A proposed visit by Singapore’s Minister Mentor Lee Kuan Yew is being trumpeted by Malaysian premier Najib Razak as a ringing endorsement for his newly-installed administration, but has raised cynicism amongst veteran analysts who questioned the motives of both leaders.
“Firstly, it is great to see Kuan Yew in Malaysia after so long. But secondly, after having said that, he really must remember to keep his mouth shut,” said Ramon Navaratnam, chairman of Asian Strategy and Leadership Institute.
“Thirdly, he should also take this trip as an opportunity to meet old friends and to regale them with old stories. Fourthly, he should stay far away from trying to interfere with the domestic political scene.”
Concerns are high that the 85-year old Singapore leader might use his observations here not just to boost Najib’s prestige, but also to score points back home in his city state.
Like Malaysia’s own ex-prime minister Mahathir Mohamad, Kuan Yew ruled with a fist of iron and dislikes dissent.
Although his son and Singapore premier Lee Hsien Loong runs one of the world’s cleanest and most efficient governments, the PAP party founded by Kuan Yew not only dominates but goes all out to crush the opposition in the tiny island republic of some four million people.
“Obviously, this is a ‘scratch my back and I will yours back’ visit,” said an economist at a large local bank, who asked not to be named.
“But Malaysia has gone far ahead of Singapore in the democracy curve. There is now the prospect of the Pakatan Rakyat coming to power and installing a new regime less mired by the decades-old problems of corruption and racism.
“If this happens, it can bring about a new investment climate that can pose a real challenge to Singapore, which has less resources than Malaysia in every way. So it would be in the interest of the PAP to badmouth the recent electoral developments in Malaysia and push the case back home that a healthy opposition destabilises.”
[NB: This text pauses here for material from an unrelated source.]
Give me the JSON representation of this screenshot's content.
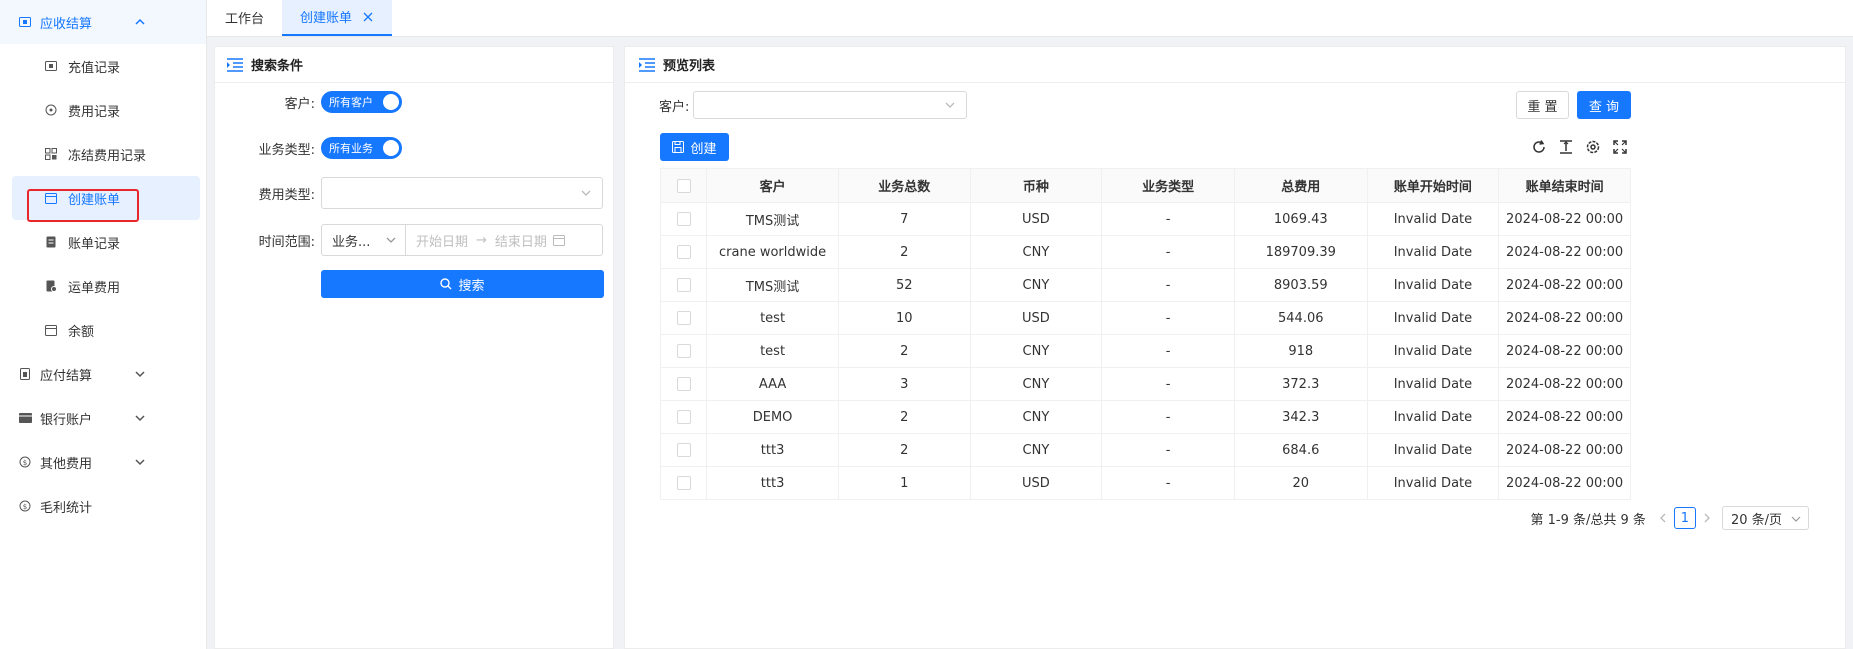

Given the situation in Perak, is it fair to see Zambry?
Kuan Yew starts an eight-day visit from Monday till June 15. He begins with a meeting with Najib and other Umno-BN bigwigs. The 85-year old will then travel down to Perak, Penang, Kelantan and Pahang.
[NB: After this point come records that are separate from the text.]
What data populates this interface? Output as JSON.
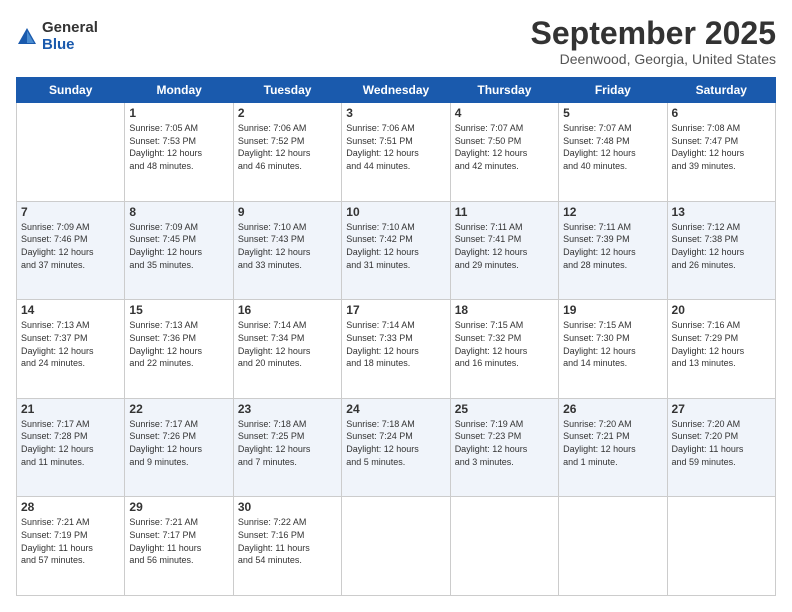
{
  "logo": {
    "general": "General",
    "blue": "Blue"
  },
  "title": "September 2025",
  "location": "Deenwood, Georgia, United States",
  "days_header": [
    "Sunday",
    "Monday",
    "Tuesday",
    "Wednesday",
    "Thursday",
    "Friday",
    "Saturday"
  ],
  "weeks": [
    [
      {
        "day": "",
        "info": ""
      },
      {
        "day": "1",
        "info": "Sunrise: 7:05 AM\nSunset: 7:53 PM\nDaylight: 12 hours\nand 48 minutes."
      },
      {
        "day": "2",
        "info": "Sunrise: 7:06 AM\nSunset: 7:52 PM\nDaylight: 12 hours\nand 46 minutes."
      },
      {
        "day": "3",
        "info": "Sunrise: 7:06 AM\nSunset: 7:51 PM\nDaylight: 12 hours\nand 44 minutes."
      },
      {
        "day": "4",
        "info": "Sunrise: 7:07 AM\nSunset: 7:50 PM\nDaylight: 12 hours\nand 42 minutes."
      },
      {
        "day": "5",
        "info": "Sunrise: 7:07 AM\nSunset: 7:48 PM\nDaylight: 12 hours\nand 40 minutes."
      },
      {
        "day": "6",
        "info": "Sunrise: 7:08 AM\nSunset: 7:47 PM\nDaylight: 12 hours\nand 39 minutes."
      }
    ],
    [
      {
        "day": "7",
        "info": "Sunrise: 7:09 AM\nSunset: 7:46 PM\nDaylight: 12 hours\nand 37 minutes."
      },
      {
        "day": "8",
        "info": "Sunrise: 7:09 AM\nSunset: 7:45 PM\nDaylight: 12 hours\nand 35 minutes."
      },
      {
        "day": "9",
        "info": "Sunrise: 7:10 AM\nSunset: 7:43 PM\nDaylight: 12 hours\nand 33 minutes."
      },
      {
        "day": "10",
        "info": "Sunrise: 7:10 AM\nSunset: 7:42 PM\nDaylight: 12 hours\nand 31 minutes."
      },
      {
        "day": "11",
        "info": "Sunrise: 7:11 AM\nSunset: 7:41 PM\nDaylight: 12 hours\nand 29 minutes."
      },
      {
        "day": "12",
        "info": "Sunrise: 7:11 AM\nSunset: 7:39 PM\nDaylight: 12 hours\nand 28 minutes."
      },
      {
        "day": "13",
        "info": "Sunrise: 7:12 AM\nSunset: 7:38 PM\nDaylight: 12 hours\nand 26 minutes."
      }
    ],
    [
      {
        "day": "14",
        "info": "Sunrise: 7:13 AM\nSunset: 7:37 PM\nDaylight: 12 hours\nand 24 minutes."
      },
      {
        "day": "15",
        "info": "Sunrise: 7:13 AM\nSunset: 7:36 PM\nDaylight: 12 hours\nand 22 minutes."
      },
      {
        "day": "16",
        "info": "Sunrise: 7:14 AM\nSunset: 7:34 PM\nDaylight: 12 hours\nand 20 minutes."
      },
      {
        "day": "17",
        "info": "Sunrise: 7:14 AM\nSunset: 7:33 PM\nDaylight: 12 hours\nand 18 minutes."
      },
      {
        "day": "18",
        "info": "Sunrise: 7:15 AM\nSunset: 7:32 PM\nDaylight: 12 hours\nand 16 minutes."
      },
      {
        "day": "19",
        "info": "Sunrise: 7:15 AM\nSunset: 7:30 PM\nDaylight: 12 hours\nand 14 minutes."
      },
      {
        "day": "20",
        "info": "Sunrise: 7:16 AM\nSunset: 7:29 PM\nDaylight: 12 hours\nand 13 minutes."
      }
    ],
    [
      {
        "day": "21",
        "info": "Sunrise: 7:17 AM\nSunset: 7:28 PM\nDaylight: 12 hours\nand 11 minutes."
      },
      {
        "day": "22",
        "info": "Sunrise: 7:17 AM\nSunset: 7:26 PM\nDaylight: 12 hours\nand 9 minutes."
      },
      {
        "day": "23",
        "info": "Sunrise: 7:18 AM\nSunset: 7:25 PM\nDaylight: 12 hours\nand 7 minutes."
      },
      {
        "day": "24",
        "info": "Sunrise: 7:18 AM\nSunset: 7:24 PM\nDaylight: 12 hours\nand 5 minutes."
      },
      {
        "day": "25",
        "info": "Sunrise: 7:19 AM\nSunset: 7:23 PM\nDaylight: 12 hours\nand 3 minutes."
      },
      {
        "day": "26",
        "info": "Sunrise: 7:20 AM\nSunset: 7:21 PM\nDaylight: 12 hours\nand 1 minute."
      },
      {
        "day": "27",
        "info": "Sunrise: 7:20 AM\nSunset: 7:20 PM\nDaylight: 11 hours\nand 59 minutes."
      }
    ],
    [
      {
        "day": "28",
        "info": "Sunrise: 7:21 AM\nSunset: 7:19 PM\nDaylight: 11 hours\nand 57 minutes."
      },
      {
        "day": "29",
        "info": "Sunrise: 7:21 AM\nSunset: 7:17 PM\nDaylight: 11 hours\nand 56 minutes."
      },
      {
        "day": "30",
        "info": "Sunrise: 7:22 AM\nSunset: 7:16 PM\nDaylight: 11 hours\nand 54 minutes."
      },
      {
        "day": "",
        "info": ""
      },
      {
        "day": "",
        "info": ""
      },
      {
        "day": "",
        "info": ""
      },
      {
        "day": "",
        "info": ""
      }
    ]
  ]
}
In Penang, he is due to meet Chief Minister Lim Guan Eng and other state officials. He will then travel to Kelantan to meet PAS spiritual adviser and chief minister Nik Aziz Nik Mat and the Kelantan Regent. In Pahang, he will call on Mentri Besar Adnan Yaakob and have an audience with Sultan Ahmad Shah.
But it is his stop in crisis-struck Perak to see Sultan Azlan and Umno chief minister Zambry Kadir that has fuelled the most outcry.
Pundits reason that if visiting Perak was a must-do for Kuan Yew, then protocol may dictate that he visits the Sultan. But why should he see Zambry?
A huge question-mark still hangs over the Umno leader’s legitimacy as the rightful MB of the northwestern state. Without acknowledging PAS leader Nizar Jamaluddin, who was ousted by an unpopular power grab hatched by Najib, it may be unfair for Kuan Yew to meet Zambry.
“Obviously, there is some uneasiness. Is the Minister Mentor being used to endorse Prime Minister Najib Razak’s coup d’etat in the state? Should he as an eminent statesman take sides or send such signals,” said Lee Boon Chye, PKR member of Parliament for Gopeng.
“These are the implications that the MM should be aware of. Mind you, Pakatan welcomes healthy ties between Malaysia and Singapore, but we hope the policy of non-interference in domestic matters will continue.
“Of course, it would be best if he did not see either Zambry nor Nizar until the court case regarding who is the lawful chief minister is resolved. Otherwise, like it or not, the meeting is bound to send a message. I am sure a politician of Mr Lee’s stature and experience knows that.”